Disruptive innovation is a term I've heard often and thought deeply about as of late. Heather Staker's work in Blended Learning has its backbone in this concept. Familiar examples of disruptive innovation in industry include hybrid cars, Netflix, Amazon Prime, and smart phones. These innovations created unique markets disrupting the markets that they entered. Disruptive innovation is essentially the emergence of a new technology that disrupts the status quo and replaces it with a brand new market (Christensen).
This morning as I was reading the front page of our local newspaper, the concept again stared me in the face. The headline read, "Tele-Teller? Fewer Branches in Banking's Future" (Block). The article speaks to the emerging technology of teller machines (much like ATM machines) that will connect customers with bankers via video conferencing. This is just one more way the banking industry has changed over the past few years. Mobile banking has supplanted the need for customers to physically visit their financial institutions, and now mobile tellers are offering other technology rich options for customers. According to the article, "...brick-and-mortar branches are on the decline" (Block).
It's not just banks that are changing the way they do business. On my drive into work this morning, I heard what is now a familiar commercial on the radio offering virtual health care visits from a major health provider in the area. For a relatively inexpensive fee, a patient can meet with a health care professional in virtual communication and be diagnosed and treated for common ailments. And, there are many other industries taking on new shapes due to the insurgence of technology.
Education, for example, has seen sharp shifts in pedagogy. The standard "sage on the stage" practice that has existed since the one room school house model is slowly being replaced by the "guide on the side" philosophy. Technology has increased access to information, allowed for collaboration opportunities that did not previously exist, and it has created platforms for disruptive innovation to shift common delivery methods. Flipped classrooms are found in many schools, and colleges commonly offer online course options to give students more flexibility. Virtual education is becoming more popular as students and parents desire multiple pathways for education.

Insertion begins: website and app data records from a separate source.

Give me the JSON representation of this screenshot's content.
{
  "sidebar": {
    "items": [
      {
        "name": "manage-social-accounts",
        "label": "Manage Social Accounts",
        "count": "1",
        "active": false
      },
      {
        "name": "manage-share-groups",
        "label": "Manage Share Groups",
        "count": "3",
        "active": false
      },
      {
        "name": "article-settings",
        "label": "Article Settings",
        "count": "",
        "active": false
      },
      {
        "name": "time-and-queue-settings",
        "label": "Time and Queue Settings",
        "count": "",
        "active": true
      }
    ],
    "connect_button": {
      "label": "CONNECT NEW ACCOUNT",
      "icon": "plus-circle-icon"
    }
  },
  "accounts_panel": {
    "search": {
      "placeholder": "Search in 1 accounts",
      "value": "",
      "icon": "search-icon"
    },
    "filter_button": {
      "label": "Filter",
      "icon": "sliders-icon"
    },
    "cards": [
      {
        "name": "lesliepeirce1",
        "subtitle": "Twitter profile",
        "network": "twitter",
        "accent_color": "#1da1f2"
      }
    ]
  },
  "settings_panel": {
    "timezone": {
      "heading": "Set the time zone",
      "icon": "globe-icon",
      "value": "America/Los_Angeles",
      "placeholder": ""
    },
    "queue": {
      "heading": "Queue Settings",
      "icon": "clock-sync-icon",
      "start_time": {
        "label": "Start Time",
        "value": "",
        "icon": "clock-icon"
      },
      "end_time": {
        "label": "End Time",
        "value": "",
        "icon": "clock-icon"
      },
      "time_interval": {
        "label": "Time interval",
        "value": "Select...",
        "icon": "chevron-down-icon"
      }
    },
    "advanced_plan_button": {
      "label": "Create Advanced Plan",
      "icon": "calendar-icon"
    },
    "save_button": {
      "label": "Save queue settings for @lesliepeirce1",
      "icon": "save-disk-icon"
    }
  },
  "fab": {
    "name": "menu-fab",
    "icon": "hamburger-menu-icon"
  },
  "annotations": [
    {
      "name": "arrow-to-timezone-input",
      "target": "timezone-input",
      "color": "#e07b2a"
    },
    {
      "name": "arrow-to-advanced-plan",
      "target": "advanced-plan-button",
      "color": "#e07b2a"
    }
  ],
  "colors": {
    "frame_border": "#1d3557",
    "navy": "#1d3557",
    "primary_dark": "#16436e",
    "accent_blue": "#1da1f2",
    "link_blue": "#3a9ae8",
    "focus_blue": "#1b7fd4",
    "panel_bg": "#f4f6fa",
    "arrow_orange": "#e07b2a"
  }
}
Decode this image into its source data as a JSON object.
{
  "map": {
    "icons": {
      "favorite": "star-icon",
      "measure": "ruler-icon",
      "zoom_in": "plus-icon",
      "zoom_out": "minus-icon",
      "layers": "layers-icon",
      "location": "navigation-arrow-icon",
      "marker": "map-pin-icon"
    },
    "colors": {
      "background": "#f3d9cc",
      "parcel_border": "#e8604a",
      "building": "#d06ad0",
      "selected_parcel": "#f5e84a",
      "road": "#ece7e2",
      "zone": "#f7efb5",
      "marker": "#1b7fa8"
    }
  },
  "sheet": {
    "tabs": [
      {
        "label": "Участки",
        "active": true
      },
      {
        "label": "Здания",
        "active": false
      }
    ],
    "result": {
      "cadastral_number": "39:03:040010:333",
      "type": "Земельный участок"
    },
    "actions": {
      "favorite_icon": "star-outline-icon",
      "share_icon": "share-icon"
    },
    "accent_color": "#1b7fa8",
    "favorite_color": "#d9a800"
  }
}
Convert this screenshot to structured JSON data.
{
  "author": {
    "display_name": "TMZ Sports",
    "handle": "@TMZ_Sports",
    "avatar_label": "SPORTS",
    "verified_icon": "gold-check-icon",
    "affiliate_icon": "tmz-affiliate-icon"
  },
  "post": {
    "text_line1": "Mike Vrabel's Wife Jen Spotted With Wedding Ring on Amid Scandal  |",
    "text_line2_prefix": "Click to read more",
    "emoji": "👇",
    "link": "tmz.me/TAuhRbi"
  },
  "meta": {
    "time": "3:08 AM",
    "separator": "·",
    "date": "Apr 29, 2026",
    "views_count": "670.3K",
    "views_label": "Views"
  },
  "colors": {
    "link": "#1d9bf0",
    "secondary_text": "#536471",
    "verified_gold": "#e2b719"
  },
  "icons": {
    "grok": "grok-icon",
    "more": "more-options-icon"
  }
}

The Wausau School District has embraced the opportunities that technology has made possible. In addition to technology rich instruction within the district's schools, there is also a new option for students. Wausau Area Virtual Education (WAVE) is a virtual school that allows students to receive a high quality education from the Wausau School District without ever entering a traditional school building (if that is what the student chooses). Through conferencing tools, a brick-and-mortar meeting place in the local mall, email, a variety of apps and extensions, learning management systems, and the phone, teachers interact with their virtual students and guide them on their learning journey. Students work at a time and place that suits their learning styles and their personal needs. The student is in the driver's seat of his/her education, and as a result true ownership of learning occurs. Additionally, students can restructure their day to make time for sports, family, work, accelerated learning, travel, and a plethora of other things. This can be a perk for students who find the strictly scheduled seat time of the traditional day to be too restrictive.
Virtual school is not for everyone, however. Many will prefer the face-to-face structured interaction that the traditional delivery methods provide. However, for the independent learners who want to be in control of their learning, virtual school options might be the perfect solution. Virtual schools are just another example of disruptive innovation changing our world.
Block, Phillip. "Tele-Teller? Fewer Branches in Banking's Future". Wausau Daily Herald. 1/4/2018.
Christensen, Clayton. "Disruptive Innovation". http://www.claytonchristensen.com/key-concepts/2018.